Illini’s Jenkins turning heads as nation’s top WR
By the time the dark days of December 2009 rolled around, A.J. Jenkins had all but said goodbye to Illinois.
The Illini had just bottomed out at 3-9, the bulk of the coaching staff was being fired and the kid from Florida wanted out.
”I had everything packed and I was ready to go,” he said Tuesday. ”I was at home. I was actually in Jacksonville.”
New offensive coordinator Paul Petrino and coach Ron Zook talked Jenkins into coming back.
Good thing for the No. 16 Illini that they did.
Jenkins, a senior, is leading the nation with 815 receiving yards on 46 catches. With his 182-yard performance Saturday at Indiana, he has 450 receiving yards over his past two games – something no Big Ten receiver has ever done.
His seven touchdowns and four 100-yard days – including a school-record 268 against Northwestern – are a big part of why the Illini are undefeated (6-0, 2-0 Big Ten) headed into Saturday’s home game against Ohio State (3-3, 0-2).
Back in August, the Illini looked like a team with only one sure thing – the run.
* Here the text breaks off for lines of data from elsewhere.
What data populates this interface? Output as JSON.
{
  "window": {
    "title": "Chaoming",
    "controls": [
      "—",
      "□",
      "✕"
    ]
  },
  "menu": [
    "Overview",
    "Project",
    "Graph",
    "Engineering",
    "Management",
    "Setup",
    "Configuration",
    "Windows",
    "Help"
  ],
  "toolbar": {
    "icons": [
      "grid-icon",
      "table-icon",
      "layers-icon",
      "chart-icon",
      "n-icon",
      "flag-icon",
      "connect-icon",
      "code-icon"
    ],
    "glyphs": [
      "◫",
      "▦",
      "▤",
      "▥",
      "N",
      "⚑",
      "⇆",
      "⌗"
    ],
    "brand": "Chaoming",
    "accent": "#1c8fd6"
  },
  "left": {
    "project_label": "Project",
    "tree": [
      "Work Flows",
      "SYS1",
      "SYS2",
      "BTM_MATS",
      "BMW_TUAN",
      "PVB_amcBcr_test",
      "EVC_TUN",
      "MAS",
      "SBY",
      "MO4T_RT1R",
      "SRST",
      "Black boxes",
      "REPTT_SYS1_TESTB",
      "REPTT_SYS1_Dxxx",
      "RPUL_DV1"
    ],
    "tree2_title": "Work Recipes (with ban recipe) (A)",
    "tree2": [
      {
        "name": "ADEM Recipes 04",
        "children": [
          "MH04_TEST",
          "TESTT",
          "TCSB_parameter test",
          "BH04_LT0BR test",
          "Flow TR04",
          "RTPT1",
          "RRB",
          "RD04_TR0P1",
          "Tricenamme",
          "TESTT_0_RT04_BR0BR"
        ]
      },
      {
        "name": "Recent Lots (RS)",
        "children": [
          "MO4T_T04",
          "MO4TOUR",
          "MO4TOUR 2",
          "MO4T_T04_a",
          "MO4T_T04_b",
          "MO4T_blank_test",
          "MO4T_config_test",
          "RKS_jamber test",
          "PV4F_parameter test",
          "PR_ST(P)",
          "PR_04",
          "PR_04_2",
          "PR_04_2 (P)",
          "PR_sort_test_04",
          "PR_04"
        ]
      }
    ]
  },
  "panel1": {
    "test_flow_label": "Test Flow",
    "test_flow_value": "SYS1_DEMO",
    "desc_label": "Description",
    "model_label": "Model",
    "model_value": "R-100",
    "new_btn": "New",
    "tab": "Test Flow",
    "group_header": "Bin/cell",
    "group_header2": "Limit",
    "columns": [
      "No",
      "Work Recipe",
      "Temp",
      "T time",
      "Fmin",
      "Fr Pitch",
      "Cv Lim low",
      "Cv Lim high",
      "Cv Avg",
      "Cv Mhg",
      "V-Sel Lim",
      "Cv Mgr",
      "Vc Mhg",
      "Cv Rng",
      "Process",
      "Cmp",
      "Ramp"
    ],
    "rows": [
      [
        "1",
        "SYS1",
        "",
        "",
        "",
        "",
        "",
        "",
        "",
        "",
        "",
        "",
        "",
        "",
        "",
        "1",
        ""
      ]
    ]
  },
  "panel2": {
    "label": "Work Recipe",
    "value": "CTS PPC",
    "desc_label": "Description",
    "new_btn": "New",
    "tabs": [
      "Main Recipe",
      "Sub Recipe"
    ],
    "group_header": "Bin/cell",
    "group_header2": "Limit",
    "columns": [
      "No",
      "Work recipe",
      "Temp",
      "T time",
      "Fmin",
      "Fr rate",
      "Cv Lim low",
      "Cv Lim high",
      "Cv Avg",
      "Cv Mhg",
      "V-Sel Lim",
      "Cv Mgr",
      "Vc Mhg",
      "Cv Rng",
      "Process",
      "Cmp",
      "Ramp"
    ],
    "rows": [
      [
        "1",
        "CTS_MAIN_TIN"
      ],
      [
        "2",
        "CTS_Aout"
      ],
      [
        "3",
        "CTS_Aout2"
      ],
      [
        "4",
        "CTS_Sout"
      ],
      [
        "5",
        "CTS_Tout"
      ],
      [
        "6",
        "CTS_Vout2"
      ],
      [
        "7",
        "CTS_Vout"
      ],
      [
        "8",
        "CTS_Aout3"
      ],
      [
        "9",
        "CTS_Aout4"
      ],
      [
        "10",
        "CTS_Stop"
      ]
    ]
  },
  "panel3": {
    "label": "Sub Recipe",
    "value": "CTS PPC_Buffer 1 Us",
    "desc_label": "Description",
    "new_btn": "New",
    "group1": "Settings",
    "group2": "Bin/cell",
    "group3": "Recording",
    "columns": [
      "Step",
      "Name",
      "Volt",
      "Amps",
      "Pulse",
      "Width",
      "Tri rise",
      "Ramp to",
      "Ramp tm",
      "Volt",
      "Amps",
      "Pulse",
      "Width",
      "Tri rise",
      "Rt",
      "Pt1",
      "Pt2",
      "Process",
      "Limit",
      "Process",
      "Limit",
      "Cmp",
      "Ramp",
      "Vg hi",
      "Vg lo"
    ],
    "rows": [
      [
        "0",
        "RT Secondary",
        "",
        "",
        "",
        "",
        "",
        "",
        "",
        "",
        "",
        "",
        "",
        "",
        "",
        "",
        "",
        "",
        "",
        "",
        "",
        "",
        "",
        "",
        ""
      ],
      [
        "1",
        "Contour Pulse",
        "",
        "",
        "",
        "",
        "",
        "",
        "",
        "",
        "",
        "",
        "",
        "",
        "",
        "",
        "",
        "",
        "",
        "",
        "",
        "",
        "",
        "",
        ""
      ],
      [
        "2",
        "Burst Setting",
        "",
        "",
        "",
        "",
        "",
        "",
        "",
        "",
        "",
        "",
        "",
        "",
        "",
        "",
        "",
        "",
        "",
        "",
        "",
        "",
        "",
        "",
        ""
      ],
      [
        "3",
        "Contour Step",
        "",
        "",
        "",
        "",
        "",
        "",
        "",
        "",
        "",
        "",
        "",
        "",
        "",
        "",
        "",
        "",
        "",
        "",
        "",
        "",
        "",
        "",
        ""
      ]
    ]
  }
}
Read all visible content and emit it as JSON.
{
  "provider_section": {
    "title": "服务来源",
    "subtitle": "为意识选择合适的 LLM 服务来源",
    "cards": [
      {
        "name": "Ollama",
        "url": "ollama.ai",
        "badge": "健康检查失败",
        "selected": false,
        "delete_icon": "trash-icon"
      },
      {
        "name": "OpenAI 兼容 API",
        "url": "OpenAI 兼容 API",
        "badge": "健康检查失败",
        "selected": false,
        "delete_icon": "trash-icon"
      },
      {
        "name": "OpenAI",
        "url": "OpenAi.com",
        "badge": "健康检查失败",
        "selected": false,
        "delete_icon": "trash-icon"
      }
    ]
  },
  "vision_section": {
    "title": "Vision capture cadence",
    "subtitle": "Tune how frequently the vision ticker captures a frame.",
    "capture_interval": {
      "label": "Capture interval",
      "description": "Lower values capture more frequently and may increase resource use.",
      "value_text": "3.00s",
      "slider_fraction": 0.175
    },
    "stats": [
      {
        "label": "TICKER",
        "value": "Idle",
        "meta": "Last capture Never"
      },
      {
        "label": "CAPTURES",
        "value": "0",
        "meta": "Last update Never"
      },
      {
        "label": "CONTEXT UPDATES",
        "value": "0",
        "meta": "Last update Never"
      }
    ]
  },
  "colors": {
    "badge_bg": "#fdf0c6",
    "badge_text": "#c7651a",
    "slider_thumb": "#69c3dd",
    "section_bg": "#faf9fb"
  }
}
Jenkins has turned Illinois into a much more dangerous team.
Twice last Saturday at Indiana, Jenkins ran by defensive backs who didn’t know quite what hit them and both were long touchdowns – 77 and 66 yards. Illinois rolled, 41-20.
Two weeks ago in a 38-35 comeback win over Northwestern, the Wildcats left Jenkins in single coverage for long catches that kept scoring drives moving – even after he had already piled up more than 200 yards.
Jenkins and Petrino say they’re surprised that he is still drawing man-to-man coverage.
”They can do what they want to do,” Jenkins said. ”They can double team or whatnot. I don’t even know – I’m just out there playing ball.”
The 6-foot Jenkins has great hands and good speed, but questions have always persisted about the parts of his game that have nothing to do with talent or build.
Zook recalled seeing Jenkins for the first time as a high school player that he and then-defensive coordinator Dan Disch were watching at Terry Parker High in Jacksonville. For 90 minutes, Zook said, Jenkins appeared to seldom move.
”I told Dan this,” Zook said. ”`You think we’re (OK) with this guy? I mean, he didn’t do anything.”’
Jenkins – who idolizes former Dallas Cowboys and Miami Hurricanes great Michael Irvin – declared himself the Big Ten’s best receiver after a win over Arkansas State, then spent a week downplaying the comment. On one of his TD catches at Indiana, Jenkins high-stepped into the end zone, something that, along with a couple of dropped passes, drew Petrino’s ire.
The coach’s reprimand for the drops stuck with Jenkins.
”He got on my behind; he doesn’t like that at all,” Jenkins said. ”Coach P knows me too well. He told me it was like a lack of focus.”
It was Petrino, Jenkins said, who gave him an ultimatum back in 2009: Grow up or else. And it worked for a player who says he was homesick and immature when he left.
”He’s not going to be a parent, he’s going to be a coach,” Jenkins said. ”Either I was going to be a man and play or I was going to pout and not play. I had to make my decision.”
Once Jenkins was back on campus, Petrino said he worked to gain Jenkins’ trust through a steady barrage of text messages and phone calls that have continued: ”Be great today”; ”Work hard”; ”Do something special.”
Simple messages, Petrino said, designed to inspire and wear away the doubts of a young player a long way from home.
”Just keep knocking away,” Petrino said, ”and sooner or later you get them.”
Jenkins is largely unknown for a receiver with some of the best stats in the country. There is some online chatter about the Heisman Trophy race, but Illinois isn’t revving up the hype machine to fuel it. Jenkins insists that talk is ”crazy.”
Ohio State coach Luke Fickell said Jenkins is dangerous, but emphasized that he is the beneficiary of defenses designed to stop quarterback Nathan Scheelhaase and the Illini rushing attack.
”It starts with the quarterback, and he gives him that opportunity that people have to stack the box and do some things because the quarterback can hurt you in so many different ways, and the guy that obviously has taken advantage of that the most is A.J.,” Fickell said.
Petrino, like Jenkins, has a request for defensive coordinators around the Big Ten: More of the same, please.
”I’d play him … one on one,” Petrino joked. ”Just let him run by you every play.”
AP Sports Writer Rusty Miller in Columbus, Ohio, contributed to this report.